**What you will do**
Look through the entries for the string "this", and copy each line that holds it.

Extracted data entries
%%

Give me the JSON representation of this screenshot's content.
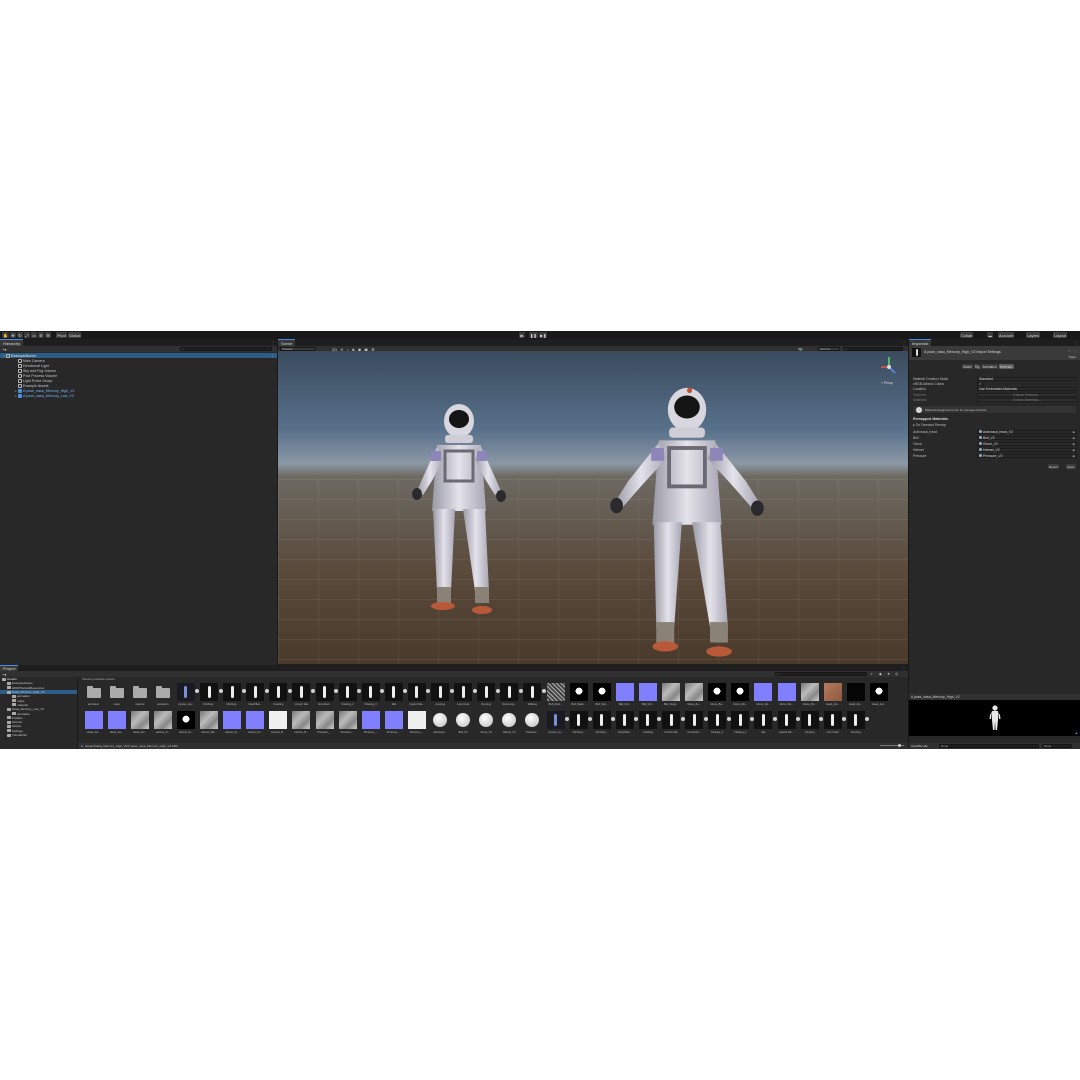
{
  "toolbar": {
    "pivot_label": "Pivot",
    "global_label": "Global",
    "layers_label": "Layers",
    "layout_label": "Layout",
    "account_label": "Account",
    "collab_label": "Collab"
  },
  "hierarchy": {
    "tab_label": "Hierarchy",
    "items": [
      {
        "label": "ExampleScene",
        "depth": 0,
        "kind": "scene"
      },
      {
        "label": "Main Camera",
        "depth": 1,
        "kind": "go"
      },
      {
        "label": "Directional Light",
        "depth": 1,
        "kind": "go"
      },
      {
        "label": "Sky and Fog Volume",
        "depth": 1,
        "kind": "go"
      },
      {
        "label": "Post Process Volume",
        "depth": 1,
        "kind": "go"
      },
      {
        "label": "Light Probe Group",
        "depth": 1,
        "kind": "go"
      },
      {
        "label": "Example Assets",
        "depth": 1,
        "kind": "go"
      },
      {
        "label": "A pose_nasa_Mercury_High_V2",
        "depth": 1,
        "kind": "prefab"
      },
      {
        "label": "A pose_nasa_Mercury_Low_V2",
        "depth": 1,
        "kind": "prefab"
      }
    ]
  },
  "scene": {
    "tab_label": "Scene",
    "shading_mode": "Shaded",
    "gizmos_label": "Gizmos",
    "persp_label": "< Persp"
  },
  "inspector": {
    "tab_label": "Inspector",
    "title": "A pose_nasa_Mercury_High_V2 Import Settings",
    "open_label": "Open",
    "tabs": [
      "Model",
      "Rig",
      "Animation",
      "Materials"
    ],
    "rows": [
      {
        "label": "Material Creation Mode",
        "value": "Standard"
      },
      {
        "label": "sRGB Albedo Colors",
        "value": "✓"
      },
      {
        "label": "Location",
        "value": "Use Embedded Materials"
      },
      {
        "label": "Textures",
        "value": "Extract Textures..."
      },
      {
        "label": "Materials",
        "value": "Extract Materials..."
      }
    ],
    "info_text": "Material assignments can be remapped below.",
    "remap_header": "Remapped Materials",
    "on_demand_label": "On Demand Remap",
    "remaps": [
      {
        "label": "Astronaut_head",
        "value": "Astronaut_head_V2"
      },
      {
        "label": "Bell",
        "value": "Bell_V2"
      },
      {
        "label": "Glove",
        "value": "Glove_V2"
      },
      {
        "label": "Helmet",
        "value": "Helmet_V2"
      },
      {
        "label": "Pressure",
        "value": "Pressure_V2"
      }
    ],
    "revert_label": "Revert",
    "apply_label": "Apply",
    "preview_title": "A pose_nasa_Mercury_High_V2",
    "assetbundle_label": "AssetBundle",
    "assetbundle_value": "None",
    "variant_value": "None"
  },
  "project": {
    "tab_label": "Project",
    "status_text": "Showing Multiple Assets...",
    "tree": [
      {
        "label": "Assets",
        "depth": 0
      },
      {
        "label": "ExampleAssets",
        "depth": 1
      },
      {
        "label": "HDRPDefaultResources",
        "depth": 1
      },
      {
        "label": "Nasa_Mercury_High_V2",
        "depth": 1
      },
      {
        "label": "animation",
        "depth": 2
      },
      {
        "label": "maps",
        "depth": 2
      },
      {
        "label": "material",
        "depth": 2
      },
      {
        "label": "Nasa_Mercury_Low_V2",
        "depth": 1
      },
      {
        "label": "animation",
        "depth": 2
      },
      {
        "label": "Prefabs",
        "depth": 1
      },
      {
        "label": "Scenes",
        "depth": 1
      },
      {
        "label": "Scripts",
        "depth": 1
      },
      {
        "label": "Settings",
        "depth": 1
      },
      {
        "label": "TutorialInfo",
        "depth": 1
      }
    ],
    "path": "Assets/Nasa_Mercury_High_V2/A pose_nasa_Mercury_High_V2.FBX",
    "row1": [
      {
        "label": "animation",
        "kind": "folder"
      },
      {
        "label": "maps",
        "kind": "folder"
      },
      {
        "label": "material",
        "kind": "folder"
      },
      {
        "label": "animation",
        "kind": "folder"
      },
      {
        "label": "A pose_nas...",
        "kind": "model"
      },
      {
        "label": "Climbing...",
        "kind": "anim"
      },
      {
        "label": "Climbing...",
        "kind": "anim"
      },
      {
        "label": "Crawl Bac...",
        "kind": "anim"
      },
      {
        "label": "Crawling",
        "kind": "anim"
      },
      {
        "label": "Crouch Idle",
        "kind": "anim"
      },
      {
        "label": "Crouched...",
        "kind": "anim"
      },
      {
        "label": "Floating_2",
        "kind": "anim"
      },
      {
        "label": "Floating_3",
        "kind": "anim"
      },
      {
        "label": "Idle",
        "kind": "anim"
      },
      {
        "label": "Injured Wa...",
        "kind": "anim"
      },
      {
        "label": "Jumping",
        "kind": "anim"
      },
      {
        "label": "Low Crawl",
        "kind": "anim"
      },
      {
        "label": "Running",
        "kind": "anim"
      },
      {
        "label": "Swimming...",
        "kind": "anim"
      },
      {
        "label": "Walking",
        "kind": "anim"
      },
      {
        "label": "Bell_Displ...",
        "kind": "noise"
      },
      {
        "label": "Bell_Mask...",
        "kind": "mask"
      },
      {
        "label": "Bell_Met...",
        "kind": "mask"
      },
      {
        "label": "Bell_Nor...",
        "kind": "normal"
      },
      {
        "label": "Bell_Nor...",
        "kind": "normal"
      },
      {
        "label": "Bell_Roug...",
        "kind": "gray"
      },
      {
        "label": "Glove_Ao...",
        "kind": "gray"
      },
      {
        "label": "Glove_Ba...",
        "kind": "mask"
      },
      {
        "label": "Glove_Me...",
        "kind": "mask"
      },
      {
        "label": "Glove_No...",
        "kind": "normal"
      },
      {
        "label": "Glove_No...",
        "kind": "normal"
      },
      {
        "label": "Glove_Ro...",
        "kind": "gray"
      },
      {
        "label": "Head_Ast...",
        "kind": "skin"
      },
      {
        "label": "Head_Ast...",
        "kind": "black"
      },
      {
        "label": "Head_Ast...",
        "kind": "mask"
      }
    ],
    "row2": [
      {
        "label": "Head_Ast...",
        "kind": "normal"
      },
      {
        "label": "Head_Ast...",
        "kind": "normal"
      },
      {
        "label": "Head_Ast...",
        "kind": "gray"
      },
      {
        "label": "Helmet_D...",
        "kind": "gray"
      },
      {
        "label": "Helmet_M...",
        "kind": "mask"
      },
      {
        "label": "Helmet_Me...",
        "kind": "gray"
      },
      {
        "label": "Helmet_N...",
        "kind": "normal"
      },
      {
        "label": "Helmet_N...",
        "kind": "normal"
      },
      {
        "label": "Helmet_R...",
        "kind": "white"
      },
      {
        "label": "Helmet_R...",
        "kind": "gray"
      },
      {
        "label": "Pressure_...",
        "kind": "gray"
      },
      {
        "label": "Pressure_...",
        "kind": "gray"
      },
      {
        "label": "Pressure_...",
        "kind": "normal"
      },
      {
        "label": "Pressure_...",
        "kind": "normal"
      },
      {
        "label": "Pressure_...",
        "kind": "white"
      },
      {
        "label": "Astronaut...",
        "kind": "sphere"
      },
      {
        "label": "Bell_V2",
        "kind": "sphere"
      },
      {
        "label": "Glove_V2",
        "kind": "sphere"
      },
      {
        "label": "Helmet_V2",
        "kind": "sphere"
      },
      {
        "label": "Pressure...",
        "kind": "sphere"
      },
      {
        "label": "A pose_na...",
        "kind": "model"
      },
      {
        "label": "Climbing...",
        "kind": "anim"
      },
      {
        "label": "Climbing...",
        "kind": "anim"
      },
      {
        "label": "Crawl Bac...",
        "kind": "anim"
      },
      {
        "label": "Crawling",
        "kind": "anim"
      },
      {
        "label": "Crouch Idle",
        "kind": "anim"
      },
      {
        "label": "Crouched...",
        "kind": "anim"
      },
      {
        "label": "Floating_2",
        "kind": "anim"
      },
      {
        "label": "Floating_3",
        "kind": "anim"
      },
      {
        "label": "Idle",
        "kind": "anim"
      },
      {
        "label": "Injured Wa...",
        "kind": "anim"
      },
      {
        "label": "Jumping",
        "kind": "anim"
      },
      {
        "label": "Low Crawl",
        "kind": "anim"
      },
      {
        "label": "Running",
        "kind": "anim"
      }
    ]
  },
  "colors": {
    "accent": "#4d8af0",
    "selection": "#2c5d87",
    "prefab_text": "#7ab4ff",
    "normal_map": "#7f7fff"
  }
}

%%
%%

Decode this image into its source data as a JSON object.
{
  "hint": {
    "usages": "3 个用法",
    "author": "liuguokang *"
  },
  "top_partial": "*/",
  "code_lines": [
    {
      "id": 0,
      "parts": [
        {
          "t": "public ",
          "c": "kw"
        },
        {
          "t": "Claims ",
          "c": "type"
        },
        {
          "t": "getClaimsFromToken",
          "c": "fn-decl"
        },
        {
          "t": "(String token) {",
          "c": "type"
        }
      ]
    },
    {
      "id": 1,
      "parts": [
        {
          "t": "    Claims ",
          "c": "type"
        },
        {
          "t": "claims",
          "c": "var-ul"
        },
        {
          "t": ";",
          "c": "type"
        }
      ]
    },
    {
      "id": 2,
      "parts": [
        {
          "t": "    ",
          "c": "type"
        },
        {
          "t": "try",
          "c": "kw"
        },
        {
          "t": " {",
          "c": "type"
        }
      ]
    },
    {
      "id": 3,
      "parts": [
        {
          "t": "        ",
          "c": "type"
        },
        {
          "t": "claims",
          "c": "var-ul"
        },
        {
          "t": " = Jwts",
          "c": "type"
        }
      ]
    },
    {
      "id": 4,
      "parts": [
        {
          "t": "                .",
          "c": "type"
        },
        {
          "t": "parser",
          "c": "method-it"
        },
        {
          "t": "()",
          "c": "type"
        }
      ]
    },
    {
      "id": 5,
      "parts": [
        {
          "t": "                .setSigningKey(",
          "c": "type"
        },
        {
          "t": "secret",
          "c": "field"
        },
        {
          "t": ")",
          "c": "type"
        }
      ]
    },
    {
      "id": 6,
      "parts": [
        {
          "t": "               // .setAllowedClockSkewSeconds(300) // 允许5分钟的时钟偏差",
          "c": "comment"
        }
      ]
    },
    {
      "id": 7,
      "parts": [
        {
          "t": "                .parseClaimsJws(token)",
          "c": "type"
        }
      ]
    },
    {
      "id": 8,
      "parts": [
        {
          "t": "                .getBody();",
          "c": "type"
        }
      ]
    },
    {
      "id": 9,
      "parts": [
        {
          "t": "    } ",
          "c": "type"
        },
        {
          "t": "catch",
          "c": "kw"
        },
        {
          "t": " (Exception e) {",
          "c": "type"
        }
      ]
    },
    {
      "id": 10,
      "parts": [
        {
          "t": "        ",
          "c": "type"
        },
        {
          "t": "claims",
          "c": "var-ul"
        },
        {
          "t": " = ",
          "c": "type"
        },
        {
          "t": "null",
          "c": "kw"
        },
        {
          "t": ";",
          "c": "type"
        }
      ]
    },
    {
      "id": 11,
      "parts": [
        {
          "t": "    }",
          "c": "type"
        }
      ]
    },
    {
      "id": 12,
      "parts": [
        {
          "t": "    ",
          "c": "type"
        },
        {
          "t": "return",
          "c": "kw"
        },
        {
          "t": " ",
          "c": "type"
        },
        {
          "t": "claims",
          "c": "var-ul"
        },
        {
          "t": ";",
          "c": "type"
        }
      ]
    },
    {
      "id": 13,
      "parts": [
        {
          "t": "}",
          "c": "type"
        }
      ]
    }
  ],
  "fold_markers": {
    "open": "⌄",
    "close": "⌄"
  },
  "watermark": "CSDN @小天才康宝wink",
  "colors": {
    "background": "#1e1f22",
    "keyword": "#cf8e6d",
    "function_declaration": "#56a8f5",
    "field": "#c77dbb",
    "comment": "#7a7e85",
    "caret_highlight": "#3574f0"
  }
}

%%

**Written reply**
Give me the JSON representation of this screenshot's content.
Decode this image into its source data as a JSON object.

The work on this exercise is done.